Heading south from Lee's Mill on the 22nd, Wilson and Kautz ripped up miles of track on the Petersburg & Weldon Railroad, then marched west, striking the Southside line near Ford's Station, 14 miles southwest of Petersburg. Since most of Lee's horsemen had followed the cavalry of Maj. Gen. Philip H. Sheridan toward Lynchburg a few days before, the raiders met light opposition, damaging trackage, rolling stock, nad depot facilities as far west as Burkeville Junction.

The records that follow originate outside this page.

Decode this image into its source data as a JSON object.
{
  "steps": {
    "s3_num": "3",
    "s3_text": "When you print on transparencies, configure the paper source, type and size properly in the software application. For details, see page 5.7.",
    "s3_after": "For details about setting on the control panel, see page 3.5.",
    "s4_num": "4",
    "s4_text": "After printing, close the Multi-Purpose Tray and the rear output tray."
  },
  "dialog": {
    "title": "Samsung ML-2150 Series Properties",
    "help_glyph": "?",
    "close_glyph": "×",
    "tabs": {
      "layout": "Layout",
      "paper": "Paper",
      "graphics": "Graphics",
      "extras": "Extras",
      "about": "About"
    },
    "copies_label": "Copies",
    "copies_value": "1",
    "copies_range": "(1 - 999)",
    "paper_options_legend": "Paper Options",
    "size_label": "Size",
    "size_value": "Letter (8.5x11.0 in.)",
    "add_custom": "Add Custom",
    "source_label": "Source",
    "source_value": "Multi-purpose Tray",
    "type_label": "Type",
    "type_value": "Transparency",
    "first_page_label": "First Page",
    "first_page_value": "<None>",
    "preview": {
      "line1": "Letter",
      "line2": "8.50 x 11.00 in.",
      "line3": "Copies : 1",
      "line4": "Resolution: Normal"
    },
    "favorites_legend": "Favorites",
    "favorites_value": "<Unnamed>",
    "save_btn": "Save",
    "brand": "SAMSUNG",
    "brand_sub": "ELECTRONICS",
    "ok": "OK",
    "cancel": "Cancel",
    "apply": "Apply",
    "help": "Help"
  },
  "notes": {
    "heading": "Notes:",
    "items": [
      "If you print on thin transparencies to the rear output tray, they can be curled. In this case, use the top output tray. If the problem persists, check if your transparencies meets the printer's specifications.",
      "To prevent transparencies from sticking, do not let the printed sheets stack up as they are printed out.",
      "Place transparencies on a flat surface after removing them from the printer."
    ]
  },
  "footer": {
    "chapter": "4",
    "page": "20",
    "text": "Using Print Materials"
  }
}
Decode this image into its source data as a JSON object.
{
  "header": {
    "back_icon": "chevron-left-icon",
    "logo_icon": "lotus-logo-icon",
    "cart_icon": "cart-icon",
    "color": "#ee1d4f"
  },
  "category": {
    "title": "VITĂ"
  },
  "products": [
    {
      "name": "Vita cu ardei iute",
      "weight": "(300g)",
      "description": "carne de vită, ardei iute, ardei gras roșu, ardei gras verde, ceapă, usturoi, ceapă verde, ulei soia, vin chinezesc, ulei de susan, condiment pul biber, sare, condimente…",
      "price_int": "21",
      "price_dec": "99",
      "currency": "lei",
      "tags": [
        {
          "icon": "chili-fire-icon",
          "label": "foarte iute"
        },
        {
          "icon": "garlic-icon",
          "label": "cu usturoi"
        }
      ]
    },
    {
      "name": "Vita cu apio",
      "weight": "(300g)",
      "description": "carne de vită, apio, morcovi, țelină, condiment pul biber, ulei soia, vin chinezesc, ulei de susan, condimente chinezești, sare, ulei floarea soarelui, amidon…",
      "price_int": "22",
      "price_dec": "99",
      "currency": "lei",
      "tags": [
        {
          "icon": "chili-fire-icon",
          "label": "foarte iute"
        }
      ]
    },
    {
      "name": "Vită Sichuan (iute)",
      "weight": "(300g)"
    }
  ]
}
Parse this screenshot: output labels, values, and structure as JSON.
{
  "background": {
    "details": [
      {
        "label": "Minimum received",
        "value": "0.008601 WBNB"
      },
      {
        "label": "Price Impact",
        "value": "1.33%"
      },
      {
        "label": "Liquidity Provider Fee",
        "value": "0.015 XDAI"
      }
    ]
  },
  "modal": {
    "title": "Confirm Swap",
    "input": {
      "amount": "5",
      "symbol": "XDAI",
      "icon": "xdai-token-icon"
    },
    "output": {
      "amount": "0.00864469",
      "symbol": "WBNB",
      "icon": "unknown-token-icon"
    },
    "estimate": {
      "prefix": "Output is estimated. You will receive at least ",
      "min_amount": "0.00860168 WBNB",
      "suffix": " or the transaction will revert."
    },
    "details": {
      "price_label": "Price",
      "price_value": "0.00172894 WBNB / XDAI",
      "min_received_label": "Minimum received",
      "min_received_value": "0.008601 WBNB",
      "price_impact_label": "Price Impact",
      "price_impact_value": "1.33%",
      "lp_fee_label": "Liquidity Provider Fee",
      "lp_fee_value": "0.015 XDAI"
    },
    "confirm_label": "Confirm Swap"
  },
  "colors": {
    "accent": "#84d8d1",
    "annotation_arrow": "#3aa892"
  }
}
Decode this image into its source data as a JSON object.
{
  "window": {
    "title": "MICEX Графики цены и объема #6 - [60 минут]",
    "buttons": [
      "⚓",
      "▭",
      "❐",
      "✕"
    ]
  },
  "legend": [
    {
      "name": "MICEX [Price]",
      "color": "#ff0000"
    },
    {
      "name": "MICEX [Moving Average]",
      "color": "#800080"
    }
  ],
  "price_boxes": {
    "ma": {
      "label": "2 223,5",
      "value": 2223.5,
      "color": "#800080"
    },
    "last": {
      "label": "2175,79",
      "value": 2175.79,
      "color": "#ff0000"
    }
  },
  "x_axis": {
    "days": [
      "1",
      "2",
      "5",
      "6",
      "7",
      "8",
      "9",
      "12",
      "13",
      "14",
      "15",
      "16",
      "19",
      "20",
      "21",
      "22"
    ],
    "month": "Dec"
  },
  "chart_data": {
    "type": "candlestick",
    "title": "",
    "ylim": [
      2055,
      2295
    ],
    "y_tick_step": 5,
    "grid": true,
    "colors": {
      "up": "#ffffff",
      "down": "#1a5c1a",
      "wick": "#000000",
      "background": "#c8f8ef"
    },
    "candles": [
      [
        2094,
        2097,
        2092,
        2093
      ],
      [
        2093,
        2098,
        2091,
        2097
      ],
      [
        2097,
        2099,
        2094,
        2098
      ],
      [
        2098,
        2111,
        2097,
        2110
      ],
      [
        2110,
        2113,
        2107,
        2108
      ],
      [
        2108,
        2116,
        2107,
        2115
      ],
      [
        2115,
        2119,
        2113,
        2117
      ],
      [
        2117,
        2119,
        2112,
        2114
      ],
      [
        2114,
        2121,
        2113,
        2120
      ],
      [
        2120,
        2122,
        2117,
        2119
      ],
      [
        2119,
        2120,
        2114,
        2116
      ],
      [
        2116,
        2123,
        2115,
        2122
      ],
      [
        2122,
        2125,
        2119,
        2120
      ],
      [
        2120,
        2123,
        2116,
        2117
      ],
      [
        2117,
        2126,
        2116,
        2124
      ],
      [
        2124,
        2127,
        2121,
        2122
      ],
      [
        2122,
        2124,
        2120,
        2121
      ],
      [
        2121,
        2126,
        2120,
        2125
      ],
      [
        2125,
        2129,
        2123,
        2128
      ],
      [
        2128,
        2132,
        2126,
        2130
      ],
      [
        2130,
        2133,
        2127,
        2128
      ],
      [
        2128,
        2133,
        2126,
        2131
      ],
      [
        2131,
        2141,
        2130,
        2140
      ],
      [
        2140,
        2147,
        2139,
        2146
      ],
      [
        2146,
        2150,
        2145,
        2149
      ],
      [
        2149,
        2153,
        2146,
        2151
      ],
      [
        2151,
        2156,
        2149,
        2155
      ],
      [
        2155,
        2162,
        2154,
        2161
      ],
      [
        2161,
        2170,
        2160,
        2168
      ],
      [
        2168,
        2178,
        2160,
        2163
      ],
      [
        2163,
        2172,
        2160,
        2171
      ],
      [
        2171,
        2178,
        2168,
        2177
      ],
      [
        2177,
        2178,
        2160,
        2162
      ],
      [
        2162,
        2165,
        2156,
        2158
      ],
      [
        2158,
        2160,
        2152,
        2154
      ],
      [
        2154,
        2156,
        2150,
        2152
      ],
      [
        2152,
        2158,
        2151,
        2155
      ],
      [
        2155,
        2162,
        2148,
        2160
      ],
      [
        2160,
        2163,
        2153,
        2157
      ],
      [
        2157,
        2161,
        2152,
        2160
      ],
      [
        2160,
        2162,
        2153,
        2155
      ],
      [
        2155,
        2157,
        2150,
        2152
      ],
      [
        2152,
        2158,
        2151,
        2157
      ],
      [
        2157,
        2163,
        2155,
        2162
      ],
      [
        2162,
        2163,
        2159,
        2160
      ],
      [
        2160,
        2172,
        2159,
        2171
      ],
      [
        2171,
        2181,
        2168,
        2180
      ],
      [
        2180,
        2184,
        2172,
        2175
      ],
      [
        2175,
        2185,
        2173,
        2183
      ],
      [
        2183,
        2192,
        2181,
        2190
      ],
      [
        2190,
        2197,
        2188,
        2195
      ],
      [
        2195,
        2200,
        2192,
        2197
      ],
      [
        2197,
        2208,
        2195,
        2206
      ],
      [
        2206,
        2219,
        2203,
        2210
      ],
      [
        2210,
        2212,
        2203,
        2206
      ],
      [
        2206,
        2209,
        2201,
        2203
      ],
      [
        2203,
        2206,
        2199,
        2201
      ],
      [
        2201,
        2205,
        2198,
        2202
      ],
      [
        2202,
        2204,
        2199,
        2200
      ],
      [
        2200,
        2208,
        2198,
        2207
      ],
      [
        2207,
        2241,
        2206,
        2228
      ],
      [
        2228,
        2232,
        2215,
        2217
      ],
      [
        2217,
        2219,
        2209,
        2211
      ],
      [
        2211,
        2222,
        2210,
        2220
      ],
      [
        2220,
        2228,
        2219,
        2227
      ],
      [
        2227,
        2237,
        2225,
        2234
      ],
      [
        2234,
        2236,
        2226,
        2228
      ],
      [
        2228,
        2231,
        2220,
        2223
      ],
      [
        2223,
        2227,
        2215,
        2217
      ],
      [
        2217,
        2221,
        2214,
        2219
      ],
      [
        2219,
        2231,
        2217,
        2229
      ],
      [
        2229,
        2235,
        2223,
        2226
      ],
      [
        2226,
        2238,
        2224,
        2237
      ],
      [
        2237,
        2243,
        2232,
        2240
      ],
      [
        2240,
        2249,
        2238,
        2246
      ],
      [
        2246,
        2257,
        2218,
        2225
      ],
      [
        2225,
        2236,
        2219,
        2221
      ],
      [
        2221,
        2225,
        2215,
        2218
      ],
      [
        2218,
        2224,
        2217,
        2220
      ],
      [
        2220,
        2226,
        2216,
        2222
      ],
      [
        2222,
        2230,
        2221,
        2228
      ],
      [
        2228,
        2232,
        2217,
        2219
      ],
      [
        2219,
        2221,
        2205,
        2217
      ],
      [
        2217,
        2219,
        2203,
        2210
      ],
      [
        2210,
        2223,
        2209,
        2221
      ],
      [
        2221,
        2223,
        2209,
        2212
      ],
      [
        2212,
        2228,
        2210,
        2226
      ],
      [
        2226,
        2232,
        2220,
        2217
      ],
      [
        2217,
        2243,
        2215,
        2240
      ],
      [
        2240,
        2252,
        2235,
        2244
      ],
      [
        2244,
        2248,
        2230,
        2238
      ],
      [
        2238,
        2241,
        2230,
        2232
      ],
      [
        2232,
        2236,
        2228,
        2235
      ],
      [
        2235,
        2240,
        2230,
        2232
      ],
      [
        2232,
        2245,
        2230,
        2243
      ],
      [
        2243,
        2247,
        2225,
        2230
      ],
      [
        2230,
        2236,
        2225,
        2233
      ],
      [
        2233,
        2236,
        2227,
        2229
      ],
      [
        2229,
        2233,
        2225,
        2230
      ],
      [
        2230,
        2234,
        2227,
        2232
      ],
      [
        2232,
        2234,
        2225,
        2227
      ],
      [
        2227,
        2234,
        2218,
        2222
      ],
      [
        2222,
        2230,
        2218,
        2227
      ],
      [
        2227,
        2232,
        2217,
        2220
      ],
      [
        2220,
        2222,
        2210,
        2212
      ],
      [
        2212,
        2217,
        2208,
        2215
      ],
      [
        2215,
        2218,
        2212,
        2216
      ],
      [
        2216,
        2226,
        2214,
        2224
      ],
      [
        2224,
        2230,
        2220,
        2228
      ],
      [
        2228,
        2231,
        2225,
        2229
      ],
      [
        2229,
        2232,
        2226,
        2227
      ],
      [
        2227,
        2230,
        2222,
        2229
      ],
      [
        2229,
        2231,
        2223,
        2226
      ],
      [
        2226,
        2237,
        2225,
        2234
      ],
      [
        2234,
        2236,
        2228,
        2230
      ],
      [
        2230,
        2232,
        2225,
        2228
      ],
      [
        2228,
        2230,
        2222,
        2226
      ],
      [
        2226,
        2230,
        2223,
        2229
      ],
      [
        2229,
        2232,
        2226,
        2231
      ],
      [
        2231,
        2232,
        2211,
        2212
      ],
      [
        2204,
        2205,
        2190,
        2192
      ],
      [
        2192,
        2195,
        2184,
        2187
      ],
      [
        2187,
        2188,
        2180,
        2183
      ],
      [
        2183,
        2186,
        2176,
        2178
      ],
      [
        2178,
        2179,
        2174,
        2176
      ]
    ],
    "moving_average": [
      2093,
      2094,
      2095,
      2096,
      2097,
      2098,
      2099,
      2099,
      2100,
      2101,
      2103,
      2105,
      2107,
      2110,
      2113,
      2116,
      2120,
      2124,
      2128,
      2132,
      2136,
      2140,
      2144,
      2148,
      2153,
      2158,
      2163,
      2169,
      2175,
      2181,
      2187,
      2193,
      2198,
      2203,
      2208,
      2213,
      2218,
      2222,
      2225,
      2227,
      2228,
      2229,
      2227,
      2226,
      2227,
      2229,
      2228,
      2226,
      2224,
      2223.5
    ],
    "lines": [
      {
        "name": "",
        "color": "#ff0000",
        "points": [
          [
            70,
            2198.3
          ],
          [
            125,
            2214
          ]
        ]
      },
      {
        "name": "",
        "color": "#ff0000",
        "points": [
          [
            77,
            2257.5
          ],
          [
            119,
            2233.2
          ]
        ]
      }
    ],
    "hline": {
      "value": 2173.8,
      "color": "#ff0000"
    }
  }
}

From Burkeville, the Federals moved down a 3rd railroad, the Richmond & Danville, before being halted on the 25th at the Staunton River Bridge near Roanoke Station by 900 Confederate Regulars and home guards. As pursuers gathered in the rear, the Federals fled east, returning to the Weldon line near Stony Creek Station on the 28th. There, and farther north at Ream's Station, they were battered by cavalry under the command of Maj. Gen. Wade Hampton, recently returned from chasing Sheridan, and by 3 infantry brigades under Brig. Gen. William Mahone.
Outnumbered and virtually surrounded, Wilson and Kautz abandone their artillery, wagons, and wounded, and raced north and east toward Grant's headquarters, where their troops arrived in small detachments until July 1st. Their mission proved a failure: the 60 miles of track they had destroyed were repaired rapidly by Confederate labor gangs.